Working data —
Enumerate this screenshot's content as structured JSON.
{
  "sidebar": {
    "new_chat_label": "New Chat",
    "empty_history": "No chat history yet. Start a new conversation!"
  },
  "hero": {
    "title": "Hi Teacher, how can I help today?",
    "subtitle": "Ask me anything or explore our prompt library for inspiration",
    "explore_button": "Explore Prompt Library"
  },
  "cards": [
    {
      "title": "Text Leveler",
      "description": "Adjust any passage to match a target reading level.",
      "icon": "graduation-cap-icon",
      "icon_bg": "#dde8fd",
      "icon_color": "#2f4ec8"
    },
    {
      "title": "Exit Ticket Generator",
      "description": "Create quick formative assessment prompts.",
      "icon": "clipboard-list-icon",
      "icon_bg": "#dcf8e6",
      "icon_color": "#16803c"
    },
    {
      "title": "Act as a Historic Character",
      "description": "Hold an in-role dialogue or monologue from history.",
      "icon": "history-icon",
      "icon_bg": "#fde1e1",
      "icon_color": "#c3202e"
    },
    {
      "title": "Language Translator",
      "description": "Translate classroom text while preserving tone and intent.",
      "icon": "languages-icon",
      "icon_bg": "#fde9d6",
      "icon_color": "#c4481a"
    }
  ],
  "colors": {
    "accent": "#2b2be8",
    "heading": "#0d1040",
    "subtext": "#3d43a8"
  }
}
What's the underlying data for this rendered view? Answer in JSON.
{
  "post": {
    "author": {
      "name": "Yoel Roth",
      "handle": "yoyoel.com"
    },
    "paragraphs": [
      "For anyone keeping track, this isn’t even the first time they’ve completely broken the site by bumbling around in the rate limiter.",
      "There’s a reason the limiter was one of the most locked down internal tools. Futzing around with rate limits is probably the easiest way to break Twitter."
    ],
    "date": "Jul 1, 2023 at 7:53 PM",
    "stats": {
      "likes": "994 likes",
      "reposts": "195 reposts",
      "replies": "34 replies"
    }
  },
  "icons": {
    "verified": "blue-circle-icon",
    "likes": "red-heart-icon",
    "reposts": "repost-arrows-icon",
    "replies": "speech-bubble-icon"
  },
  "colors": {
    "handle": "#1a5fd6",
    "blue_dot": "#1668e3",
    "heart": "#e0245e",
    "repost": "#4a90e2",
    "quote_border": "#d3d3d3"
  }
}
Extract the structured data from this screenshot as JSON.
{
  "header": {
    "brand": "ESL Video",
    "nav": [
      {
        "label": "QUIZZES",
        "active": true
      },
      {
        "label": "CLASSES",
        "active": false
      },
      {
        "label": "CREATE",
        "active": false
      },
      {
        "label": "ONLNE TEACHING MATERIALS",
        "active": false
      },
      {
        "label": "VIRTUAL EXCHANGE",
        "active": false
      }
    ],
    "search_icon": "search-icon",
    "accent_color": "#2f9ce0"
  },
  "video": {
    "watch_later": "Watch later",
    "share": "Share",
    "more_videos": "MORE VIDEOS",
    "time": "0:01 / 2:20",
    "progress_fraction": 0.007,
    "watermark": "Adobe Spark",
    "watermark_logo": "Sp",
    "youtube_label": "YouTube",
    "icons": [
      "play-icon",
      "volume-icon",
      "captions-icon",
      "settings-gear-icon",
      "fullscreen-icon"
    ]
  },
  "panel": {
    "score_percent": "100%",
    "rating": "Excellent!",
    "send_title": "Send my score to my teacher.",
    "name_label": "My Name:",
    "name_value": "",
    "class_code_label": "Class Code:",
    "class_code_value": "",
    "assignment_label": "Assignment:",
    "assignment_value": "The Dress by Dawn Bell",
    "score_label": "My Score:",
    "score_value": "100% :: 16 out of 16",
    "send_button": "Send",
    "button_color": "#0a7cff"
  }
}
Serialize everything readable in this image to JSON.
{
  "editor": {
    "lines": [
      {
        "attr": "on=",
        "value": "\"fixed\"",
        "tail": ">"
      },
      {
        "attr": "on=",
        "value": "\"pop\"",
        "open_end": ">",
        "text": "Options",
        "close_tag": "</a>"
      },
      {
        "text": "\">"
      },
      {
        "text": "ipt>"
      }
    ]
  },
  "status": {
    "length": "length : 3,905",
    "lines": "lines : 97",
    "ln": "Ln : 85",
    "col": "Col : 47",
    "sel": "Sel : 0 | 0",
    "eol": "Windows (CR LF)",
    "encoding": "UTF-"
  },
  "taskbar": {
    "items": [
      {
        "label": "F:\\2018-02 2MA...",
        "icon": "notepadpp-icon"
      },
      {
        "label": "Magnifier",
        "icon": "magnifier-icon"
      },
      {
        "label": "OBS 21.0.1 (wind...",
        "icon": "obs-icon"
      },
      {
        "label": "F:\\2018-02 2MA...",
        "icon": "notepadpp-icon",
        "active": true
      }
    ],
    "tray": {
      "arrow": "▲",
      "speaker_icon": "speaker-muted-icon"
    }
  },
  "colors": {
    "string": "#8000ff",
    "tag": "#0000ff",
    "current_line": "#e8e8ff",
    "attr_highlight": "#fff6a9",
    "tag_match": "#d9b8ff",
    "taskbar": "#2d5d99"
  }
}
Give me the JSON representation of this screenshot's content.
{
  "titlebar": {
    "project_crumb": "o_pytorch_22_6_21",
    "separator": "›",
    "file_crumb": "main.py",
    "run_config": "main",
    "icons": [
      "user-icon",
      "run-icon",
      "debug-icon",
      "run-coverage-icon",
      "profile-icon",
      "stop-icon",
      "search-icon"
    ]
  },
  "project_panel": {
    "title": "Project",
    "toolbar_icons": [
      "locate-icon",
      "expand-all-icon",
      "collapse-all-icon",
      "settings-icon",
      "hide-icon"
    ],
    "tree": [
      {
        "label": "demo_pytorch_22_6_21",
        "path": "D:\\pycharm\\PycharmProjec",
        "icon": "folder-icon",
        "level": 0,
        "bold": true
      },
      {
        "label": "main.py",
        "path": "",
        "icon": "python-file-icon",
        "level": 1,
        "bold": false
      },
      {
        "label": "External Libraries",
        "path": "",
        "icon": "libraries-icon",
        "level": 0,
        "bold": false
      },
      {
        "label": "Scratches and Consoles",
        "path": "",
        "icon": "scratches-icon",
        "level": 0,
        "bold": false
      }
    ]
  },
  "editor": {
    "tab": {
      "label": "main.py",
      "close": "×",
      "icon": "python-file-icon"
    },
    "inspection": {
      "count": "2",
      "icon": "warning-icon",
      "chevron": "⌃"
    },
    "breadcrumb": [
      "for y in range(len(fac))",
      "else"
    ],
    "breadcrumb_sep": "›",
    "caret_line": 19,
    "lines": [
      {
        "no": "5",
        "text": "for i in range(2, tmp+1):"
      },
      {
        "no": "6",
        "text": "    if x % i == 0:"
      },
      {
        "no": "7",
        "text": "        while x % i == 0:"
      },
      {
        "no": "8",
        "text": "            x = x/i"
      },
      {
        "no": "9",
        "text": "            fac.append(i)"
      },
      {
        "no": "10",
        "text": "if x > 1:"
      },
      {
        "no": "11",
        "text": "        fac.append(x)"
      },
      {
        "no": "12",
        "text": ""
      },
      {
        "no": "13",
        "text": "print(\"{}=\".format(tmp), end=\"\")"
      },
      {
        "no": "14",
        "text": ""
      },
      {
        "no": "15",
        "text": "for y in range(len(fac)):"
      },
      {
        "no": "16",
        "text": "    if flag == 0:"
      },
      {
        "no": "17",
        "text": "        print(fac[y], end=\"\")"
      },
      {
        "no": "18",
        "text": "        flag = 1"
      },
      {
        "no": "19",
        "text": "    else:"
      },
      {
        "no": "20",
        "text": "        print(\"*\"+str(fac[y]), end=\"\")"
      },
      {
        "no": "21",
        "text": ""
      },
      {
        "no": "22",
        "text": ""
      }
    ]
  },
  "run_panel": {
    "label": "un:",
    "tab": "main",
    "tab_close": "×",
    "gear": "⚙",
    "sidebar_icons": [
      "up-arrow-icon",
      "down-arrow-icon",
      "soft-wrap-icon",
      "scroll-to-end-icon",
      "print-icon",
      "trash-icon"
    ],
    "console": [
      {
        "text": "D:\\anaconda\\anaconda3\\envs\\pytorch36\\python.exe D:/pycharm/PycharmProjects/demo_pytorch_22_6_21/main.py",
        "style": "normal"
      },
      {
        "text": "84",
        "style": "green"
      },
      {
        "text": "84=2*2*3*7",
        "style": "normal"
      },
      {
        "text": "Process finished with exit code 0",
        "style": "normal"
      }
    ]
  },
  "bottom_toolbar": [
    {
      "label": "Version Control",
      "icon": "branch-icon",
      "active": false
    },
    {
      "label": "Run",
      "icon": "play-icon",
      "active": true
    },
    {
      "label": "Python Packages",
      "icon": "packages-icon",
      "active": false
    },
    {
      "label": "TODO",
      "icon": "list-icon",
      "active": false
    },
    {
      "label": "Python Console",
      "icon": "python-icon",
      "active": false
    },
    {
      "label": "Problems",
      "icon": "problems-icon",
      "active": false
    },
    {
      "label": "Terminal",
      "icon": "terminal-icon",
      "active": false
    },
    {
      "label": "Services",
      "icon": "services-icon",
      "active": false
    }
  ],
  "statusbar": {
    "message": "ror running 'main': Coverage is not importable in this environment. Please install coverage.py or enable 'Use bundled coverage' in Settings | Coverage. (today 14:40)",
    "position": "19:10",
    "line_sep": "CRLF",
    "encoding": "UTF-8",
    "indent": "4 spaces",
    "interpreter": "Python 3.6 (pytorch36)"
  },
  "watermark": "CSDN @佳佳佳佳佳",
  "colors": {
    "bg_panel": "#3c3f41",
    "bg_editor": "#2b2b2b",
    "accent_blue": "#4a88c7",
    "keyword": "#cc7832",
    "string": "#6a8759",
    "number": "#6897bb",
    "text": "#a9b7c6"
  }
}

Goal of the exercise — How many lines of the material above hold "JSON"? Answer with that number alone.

Result below — 5